Leh cajoles Centre with China jab
Ladakh’s Buddhist politicians on Friday censured China’s jibe about their Union Territory and asked Beijing to stop atrocities in Tibet and Xinjiang, apparently trying to burnish their “nationalist” credentials to coax Delhi into granting special status to the region.
“We condemn the recent remarks of the Chinese foreign ministry that they do not recognise the Union Territory of Ladakh. This is an unnecessary intervention in our internal affairs,” Cheing Dorjey, a leader of the newly floated People’s Movement for Sixth Schedule, told a news conference in Leh.
China’s foreign ministry had recently angered India by saying: “China opposes #India putting Chinese territory in the western section of the border under its administration, which affects China’s territorial integrity and sovereignty. It is ‘unacceptable and void’.”
The People’s Movement, a mainly Buddhist body, was floated by Leh-based political, religious and cultural organisations to fight for special status for the region. It has a nominal presence of Muslims and Christians.
Delhi’s apparent reluctance to bring Ladakh under the Sixth Schedule in a Bodoland Territorial Council type of arrangement had angered the leaders of Buddhist-majority Leh and prompted them to raise the spectre of separatism.
But their rhetoric began changing after Delhi showed willingness to discuss the matter, and they withdrew their call to boycott the upcoming elections to the Ladakh Autonomous Hill Development Council, Leh.
Ladakh’s Buddhists, concentrated in Leh, had welcomed the abrogation of Article 370 and the creation of a separate Union Territory of Ladakh.

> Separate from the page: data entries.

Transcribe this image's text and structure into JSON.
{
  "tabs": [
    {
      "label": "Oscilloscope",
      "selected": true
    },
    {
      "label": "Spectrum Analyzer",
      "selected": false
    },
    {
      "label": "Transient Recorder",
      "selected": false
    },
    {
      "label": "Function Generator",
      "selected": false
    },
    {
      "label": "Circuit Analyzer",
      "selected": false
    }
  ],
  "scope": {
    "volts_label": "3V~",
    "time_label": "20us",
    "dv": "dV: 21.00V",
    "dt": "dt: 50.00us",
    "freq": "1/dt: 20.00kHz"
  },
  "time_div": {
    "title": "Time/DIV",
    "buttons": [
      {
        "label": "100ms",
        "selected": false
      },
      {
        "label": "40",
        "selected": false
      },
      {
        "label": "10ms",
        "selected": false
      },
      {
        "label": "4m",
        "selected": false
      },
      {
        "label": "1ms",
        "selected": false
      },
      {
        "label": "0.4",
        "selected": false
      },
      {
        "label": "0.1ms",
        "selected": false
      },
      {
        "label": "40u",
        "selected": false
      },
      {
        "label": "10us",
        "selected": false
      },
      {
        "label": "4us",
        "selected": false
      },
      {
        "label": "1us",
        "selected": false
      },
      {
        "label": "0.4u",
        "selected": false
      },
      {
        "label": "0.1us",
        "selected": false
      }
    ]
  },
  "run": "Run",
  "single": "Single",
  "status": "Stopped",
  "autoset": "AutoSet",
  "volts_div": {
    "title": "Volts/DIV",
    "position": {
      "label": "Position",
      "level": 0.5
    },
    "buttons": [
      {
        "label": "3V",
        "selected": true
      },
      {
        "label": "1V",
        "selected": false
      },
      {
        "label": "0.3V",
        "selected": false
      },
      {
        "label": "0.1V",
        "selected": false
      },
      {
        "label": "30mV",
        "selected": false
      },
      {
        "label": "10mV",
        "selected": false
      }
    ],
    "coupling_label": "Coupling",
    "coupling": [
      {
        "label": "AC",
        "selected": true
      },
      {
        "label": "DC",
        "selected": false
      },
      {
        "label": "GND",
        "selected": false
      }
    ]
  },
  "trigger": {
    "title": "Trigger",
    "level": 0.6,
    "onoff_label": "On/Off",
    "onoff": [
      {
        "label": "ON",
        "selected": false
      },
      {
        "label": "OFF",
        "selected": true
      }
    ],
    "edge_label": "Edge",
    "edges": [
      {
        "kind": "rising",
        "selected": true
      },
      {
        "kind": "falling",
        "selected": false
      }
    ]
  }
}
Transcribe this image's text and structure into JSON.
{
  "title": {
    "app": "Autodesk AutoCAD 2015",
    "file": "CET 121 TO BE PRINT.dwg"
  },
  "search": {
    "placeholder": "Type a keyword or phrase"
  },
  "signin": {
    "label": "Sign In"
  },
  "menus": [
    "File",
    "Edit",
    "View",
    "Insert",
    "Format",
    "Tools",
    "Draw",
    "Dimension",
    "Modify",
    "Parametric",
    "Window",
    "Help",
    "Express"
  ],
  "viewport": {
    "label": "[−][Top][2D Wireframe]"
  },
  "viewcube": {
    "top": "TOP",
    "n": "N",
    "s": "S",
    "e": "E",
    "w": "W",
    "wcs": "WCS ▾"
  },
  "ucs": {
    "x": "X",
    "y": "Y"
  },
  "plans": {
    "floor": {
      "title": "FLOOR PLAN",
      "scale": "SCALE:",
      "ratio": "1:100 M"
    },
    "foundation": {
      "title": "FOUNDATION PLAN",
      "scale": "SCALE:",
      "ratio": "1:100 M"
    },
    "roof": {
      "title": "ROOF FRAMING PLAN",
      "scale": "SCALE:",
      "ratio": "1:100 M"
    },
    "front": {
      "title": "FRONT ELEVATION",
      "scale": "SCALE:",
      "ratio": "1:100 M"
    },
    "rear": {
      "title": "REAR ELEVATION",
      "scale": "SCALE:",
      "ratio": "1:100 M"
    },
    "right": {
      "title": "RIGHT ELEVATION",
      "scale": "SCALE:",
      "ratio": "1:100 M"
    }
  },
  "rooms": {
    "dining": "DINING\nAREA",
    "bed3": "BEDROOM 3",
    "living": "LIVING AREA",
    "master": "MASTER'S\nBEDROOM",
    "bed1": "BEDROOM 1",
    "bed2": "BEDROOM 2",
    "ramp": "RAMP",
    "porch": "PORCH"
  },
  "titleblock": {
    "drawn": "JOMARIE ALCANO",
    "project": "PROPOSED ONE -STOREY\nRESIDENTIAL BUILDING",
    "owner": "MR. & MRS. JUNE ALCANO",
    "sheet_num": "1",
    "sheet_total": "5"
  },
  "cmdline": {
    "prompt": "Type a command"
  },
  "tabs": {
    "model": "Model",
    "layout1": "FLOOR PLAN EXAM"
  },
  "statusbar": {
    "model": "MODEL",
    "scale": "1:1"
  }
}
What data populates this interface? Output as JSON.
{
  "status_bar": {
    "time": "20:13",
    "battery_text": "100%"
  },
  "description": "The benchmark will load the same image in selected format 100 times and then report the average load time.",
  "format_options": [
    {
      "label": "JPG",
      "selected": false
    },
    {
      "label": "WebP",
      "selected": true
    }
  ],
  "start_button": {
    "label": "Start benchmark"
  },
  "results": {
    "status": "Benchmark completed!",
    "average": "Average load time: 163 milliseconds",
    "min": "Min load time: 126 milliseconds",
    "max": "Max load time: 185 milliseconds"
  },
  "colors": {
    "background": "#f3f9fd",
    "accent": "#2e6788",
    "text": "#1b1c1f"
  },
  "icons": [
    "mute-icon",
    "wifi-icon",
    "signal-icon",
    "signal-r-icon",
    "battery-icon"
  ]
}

The region’s Muslims, most of whom live in Kargil, are fighting for the restoration of Article 370 and a re-merger of Ladakh with Jammu and Kashmir.
Ladakh’s Buddhist and Muslim populations are both opposed to any influx of “outsiders” from “mainland India”, fearing it might change the region’s demographic profile. There is tension between the communities, though, with Ladakh’s Muslims fearful of domination by the more affluent Buddhists.
Dorjey said Beijing should be concerned about the rights of the people of Tibet and Xinjiang, who are against Chinese rule.
“They should look into why they are committing atrocities there... We strongly condemn their statement (on Ladakh),” he said.
Leh-based politicians have increasingly been playing the anti-China card since Delhi agreed to discuss the grant of Sixth Schedule status.
Former Ladakh MP and People’s Movement leader Thupstan Chewang recently said the campaign had decided to withdraw the boycott call lest it give China an opportunity to weaken the country.
“You all know how there is a big Chinese threat looming on borders. It should not happen that those working against the interests of India will connect Ladakhis with election boycott in Kashmir and this will harm the national interest,” Chewang said on Saturday.
While expressing willingness to discuss special status for Ladakh under the Sixth Schedule, the Centre has condemned Kashmiri politicians as “anti-national” for demanding special status for their region under Article 370.